• _ACTION ITEM_:
Find the word "icon" in the records and copy every line where it occurs.

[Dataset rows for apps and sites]
________

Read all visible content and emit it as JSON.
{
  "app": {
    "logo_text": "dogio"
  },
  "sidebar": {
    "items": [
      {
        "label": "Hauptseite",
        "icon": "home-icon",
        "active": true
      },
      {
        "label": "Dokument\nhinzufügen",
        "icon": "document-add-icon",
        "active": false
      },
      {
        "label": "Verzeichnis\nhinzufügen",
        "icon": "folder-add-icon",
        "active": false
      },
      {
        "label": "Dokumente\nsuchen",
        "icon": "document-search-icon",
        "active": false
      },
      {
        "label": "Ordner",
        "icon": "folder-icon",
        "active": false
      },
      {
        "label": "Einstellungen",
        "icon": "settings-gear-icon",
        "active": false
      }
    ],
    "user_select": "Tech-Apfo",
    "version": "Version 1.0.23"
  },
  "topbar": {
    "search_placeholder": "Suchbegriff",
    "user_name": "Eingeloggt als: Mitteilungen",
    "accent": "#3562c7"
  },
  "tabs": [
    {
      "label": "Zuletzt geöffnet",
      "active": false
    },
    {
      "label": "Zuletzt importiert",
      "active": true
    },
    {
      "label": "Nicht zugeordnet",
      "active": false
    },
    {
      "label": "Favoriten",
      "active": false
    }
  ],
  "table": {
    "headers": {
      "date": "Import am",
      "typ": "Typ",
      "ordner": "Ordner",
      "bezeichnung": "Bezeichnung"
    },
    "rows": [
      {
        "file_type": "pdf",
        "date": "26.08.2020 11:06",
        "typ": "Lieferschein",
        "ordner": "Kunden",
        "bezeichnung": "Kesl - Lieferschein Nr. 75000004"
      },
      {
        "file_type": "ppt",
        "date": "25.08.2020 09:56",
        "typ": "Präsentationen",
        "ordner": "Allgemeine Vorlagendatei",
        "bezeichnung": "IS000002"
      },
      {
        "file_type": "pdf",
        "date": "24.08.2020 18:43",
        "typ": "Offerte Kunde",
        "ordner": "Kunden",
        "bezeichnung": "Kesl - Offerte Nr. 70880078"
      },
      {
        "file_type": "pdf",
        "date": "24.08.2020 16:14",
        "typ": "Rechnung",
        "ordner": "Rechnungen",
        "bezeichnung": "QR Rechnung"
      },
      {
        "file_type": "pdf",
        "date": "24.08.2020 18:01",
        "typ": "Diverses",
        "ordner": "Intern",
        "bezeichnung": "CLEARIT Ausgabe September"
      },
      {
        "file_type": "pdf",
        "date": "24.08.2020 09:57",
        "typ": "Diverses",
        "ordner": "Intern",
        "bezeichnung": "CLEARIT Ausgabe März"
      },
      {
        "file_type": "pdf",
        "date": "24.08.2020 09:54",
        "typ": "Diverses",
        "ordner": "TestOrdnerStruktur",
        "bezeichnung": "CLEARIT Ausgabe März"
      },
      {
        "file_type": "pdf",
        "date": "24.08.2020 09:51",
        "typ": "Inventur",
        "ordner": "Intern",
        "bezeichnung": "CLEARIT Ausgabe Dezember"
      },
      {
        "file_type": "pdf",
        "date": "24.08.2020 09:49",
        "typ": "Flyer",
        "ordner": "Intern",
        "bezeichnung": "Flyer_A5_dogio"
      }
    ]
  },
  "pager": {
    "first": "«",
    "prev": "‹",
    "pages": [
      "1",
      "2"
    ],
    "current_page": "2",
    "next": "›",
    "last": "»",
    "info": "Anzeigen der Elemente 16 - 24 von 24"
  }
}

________

• _TASK OUTPUT_:
        "icon": "home-icon",
        "icon": "document-add-icon",
        "icon": "folder-add-icon",
        "icon": "document-search-icon",
        "icon": "folder-icon",
        "icon": "settings-gear-icon",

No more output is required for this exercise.